_What to produce_
Print the records exactly as written, and let no picture into the answer.

Record set below:

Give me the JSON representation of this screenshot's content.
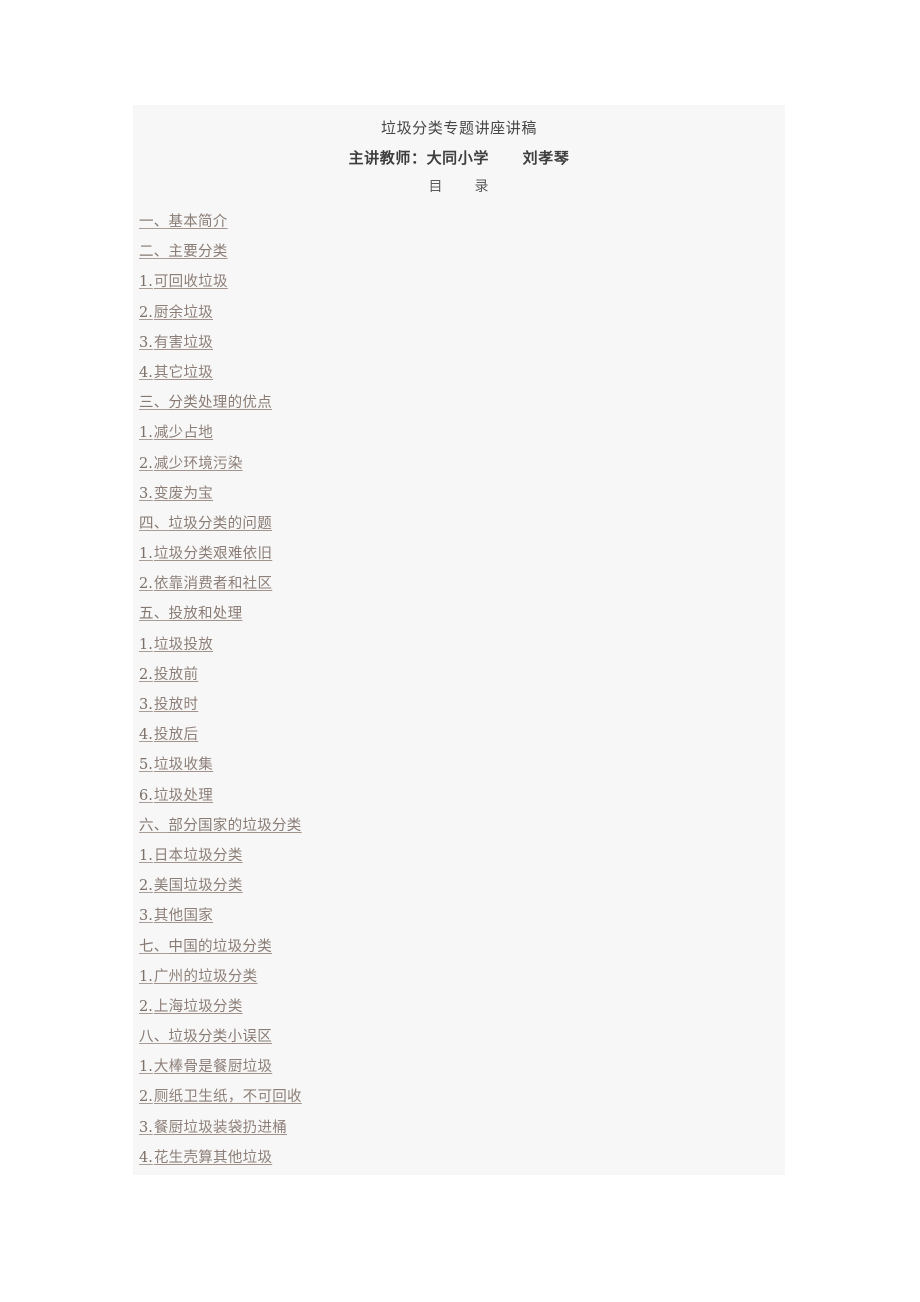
{
  "document": {
    "title": "垃圾分类专题讲座讲稿",
    "presenter_line": "主讲教师：大同小学",
    "presenter_name": "刘孝琴",
    "toc_heading_left": "目",
    "toc_heading_right": "录"
  },
  "colors": {
    "page_background": "#f7f7f7",
    "canvas_background": "#ffffff",
    "link_text": "#8d7f78",
    "number_text": "#7c7068",
    "heading_text": "#464646"
  },
  "toc": {
    "items": [
      {
        "num": "一、",
        "label": "基本简介",
        "level": 1
      },
      {
        "num": "二、",
        "label": "主要分类",
        "level": 1
      },
      {
        "num": "1.",
        "label": "可回收垃圾",
        "level": 2
      },
      {
        "num": "2.",
        "label": "厨余垃圾",
        "level": 2
      },
      {
        "num": "3.",
        "label": "有害垃圾",
        "level": 2
      },
      {
        "num": "4.",
        "label": "其它垃圾",
        "level": 2
      },
      {
        "num": "三、",
        "label": "分类处理的优点",
        "level": 1
      },
      {
        "num": "1.",
        "label": "减少占地",
        "level": 2
      },
      {
        "num": "2.",
        "label": "减少环境污染",
        "level": 2
      },
      {
        "num": "3.",
        "label": "变废为宝",
        "level": 2
      },
      {
        "num": "四、",
        "label": "垃圾分类的问题",
        "level": 1
      },
      {
        "num": "1.",
        "label": "垃圾分类艰难依旧",
        "level": 2
      },
      {
        "num": "2.",
        "label": "依靠消费者和社区",
        "level": 2
      },
      {
        "num": "五、",
        "label": "投放和处理",
        "level": 1
      },
      {
        "num": "1.",
        "label": "垃圾投放",
        "level": 2
      },
      {
        "num": "2.",
        "label": "投放前",
        "level": 2
      },
      {
        "num": "3.",
        "label": "投放时",
        "level": 2
      },
      {
        "num": "4.",
        "label": "投放后",
        "level": 2
      },
      {
        "num": "5.",
        "label": "垃圾收集",
        "level": 2
      },
      {
        "num": "6.",
        "label": "垃圾处理",
        "level": 2
      },
      {
        "num": "六、",
        "label": "部分国家的垃圾分类",
        "level": 1
      },
      {
        "num": "1.",
        "label": "日本垃圾分类",
        "level": 2
      },
      {
        "num": "2.",
        "label": "美国垃圾分类",
        "level": 2
      },
      {
        "num": "3.",
        "label": "其他国家",
        "level": 2
      },
      {
        "num": "七、",
        "label": "中国的垃圾分类",
        "level": 1
      },
      {
        "num": "1.",
        "label": "广州的垃圾分类",
        "level": 2
      },
      {
        "num": "2.",
        "label": "上海垃圾分类",
        "level": 2
      },
      {
        "num": "八、",
        "label": "垃圾分类小误区",
        "level": 1
      },
      {
        "num": "1.",
        "label": "大棒骨是餐厨垃圾",
        "level": 2
      },
      {
        "num": "2.",
        "label": "厕纸卫生纸，不可回收",
        "level": 2
      },
      {
        "num": "3.",
        "label": "餐厨垃圾装袋扔进桶",
        "level": 2
      },
      {
        "num": "4.",
        "label": "花生壳算其他垃圾",
        "level": 2
      }
    ]
  }
}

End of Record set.

_Exercise solution_
Give me the JSON representation of this screenshot's content.
{
  "document": {
    "title": "垃圾分类专题讲座讲稿",
    "presenter_line": "主讲教师：大同小学",
    "presenter_name": "刘孝琴",
    "toc_heading_left": "目",
    "toc_heading_right": "录"
  },
  "colors": {
    "page_background": "#f7f7f7",
    "canvas_background": "#ffffff",
    "link_text": "#8d7f78",
    "number_text": "#7c7068",
    "heading_text": "#464646"
  },
  "toc": {
    "items": [
      {
        "num": "一、",
        "label": "基本简介",
        "level": 1
      },
      {
        "num": "二、",
        "label": "主要分类",
        "level": 1
      },
      {
        "num": "1.",
        "label": "可回收垃圾",
        "level": 2
      },
      {
        "num": "2.",
        "label": "厨余垃圾",
        "level": 2
      },
      {
        "num": "3.",
        "label": "有害垃圾",
        "level": 2
      },
      {
        "num": "4.",
        "label": "其它垃圾",
        "level": 2
      },
      {
        "num": "三、",
        "label": "分类处理的优点",
        "level": 1
      },
      {
        "num": "1.",
        "label": "减少占地",
        "level": 2
      },
      {
        "num": "2.",
        "label": "减少环境污染",
        "level": 2
      },
      {
        "num": "3.",
        "label": "变废为宝",
        "level": 2
      },
      {
        "num": "四、",
        "label": "垃圾分类的问题",
        "level": 1
      },
      {
        "num": "1.",
        "label": "垃圾分类艰难依旧",
        "level": 2
      },
      {
        "num": "2.",
        "label": "依靠消费者和社区",
        "level": 2
      },
      {
        "num": "五、",
        "label": "投放和处理",
        "level": 1
      },
      {
        "num": "1.",
        "label": "垃圾投放",
        "level": 2
      },
      {
        "num": "2.",
        "label": "投放前",
        "level": 2
      },
      {
        "num": "3.",
        "label": "投放时",
        "level": 2
      },
      {
        "num": "4.",
        "label": "投放后",
        "level": 2
      },
      {
        "num": "5.",
        "label": "垃圾收集",
        "level": 2
      },
      {
        "num": "6.",
        "label": "垃圾处理",
        "level": 2
      },
      {
        "num": "六、",
        "label": "部分国家的垃圾分类",
        "level": 1
      },
      {
        "num": "1.",
        "label": "日本垃圾分类",
        "level": 2
      },
      {
        "num": "2.",
        "label": "美国垃圾分类",
        "level": 2
      },
      {
        "num": "3.",
        "label": "其他国家",
        "level": 2
      },
      {
        "num": "七、",
        "label": "中国的垃圾分类",
        "level": 1
      },
      {
        "num": "1.",
        "label": "广州的垃圾分类",
        "level": 2
      },
      {
        "num": "2.",
        "label": "上海垃圾分类",
        "level": 2
      },
      {
        "num": "八、",
        "label": "垃圾分类小误区",
        "level": 1
      },
      {
        "num": "1.",
        "label": "大棒骨是餐厨垃圾",
        "level": 2
      },
      {
        "num": "2.",
        "label": "厕纸卫生纸，不可回收",
        "level": 2
      },
      {
        "num": "3.",
        "label": "餐厨垃圾装袋扔进桶",
        "level": 2
      },
      {
        "num": "4.",
        "label": "花生壳算其他垃圾",
        "level": 2
      }
    ]
  }
}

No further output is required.